Task to complete: Go through the listing and copy each line that has the string "James" in it.

Material to process:
######
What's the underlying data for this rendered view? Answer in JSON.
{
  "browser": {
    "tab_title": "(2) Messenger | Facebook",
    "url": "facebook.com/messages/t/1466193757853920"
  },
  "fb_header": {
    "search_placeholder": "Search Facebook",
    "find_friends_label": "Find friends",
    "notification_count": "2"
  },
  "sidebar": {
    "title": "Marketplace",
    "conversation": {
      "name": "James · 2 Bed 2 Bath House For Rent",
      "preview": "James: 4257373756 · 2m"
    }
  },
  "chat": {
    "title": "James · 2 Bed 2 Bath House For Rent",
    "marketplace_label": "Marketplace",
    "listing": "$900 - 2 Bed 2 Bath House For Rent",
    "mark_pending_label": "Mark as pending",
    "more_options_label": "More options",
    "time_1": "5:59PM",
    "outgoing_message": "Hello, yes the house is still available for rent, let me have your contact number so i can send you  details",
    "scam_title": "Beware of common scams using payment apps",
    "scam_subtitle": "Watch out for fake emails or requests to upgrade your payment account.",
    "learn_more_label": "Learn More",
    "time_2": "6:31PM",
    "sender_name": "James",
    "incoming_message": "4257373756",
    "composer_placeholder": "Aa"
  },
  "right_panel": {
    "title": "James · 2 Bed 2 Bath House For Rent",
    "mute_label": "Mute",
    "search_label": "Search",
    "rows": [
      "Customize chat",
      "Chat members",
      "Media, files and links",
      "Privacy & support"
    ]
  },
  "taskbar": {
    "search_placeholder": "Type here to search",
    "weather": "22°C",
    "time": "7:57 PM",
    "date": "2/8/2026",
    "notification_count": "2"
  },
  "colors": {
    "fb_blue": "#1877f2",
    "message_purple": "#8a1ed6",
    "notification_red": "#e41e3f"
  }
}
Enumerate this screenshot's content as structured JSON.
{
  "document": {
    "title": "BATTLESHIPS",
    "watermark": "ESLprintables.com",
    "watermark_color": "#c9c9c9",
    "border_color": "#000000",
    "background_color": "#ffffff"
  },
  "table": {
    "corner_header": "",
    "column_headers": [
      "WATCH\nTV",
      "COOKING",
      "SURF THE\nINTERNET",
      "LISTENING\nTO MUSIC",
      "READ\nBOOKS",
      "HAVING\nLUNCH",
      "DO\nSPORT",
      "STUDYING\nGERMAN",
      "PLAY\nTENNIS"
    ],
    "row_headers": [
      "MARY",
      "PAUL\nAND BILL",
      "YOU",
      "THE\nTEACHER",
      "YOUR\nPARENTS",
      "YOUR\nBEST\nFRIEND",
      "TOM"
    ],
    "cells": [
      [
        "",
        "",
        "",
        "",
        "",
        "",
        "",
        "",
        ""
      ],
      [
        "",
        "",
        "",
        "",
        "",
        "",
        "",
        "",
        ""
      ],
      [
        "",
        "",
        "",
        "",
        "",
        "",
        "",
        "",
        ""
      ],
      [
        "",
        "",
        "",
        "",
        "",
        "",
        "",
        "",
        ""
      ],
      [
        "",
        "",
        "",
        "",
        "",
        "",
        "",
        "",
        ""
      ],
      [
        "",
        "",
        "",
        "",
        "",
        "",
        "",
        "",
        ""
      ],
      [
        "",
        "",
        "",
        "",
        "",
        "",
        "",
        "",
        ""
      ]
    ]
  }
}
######
Response area:
      "name": "James · 2 Bed 2 Bath House For Rent",
      "preview": "James: 4257373756 · 2m"
    "title": "James · 2 Bed 2 Bath House For Rent",
    "sender_name": "James",
    "title": "James · 2 Bed 2 Bath House For Rent",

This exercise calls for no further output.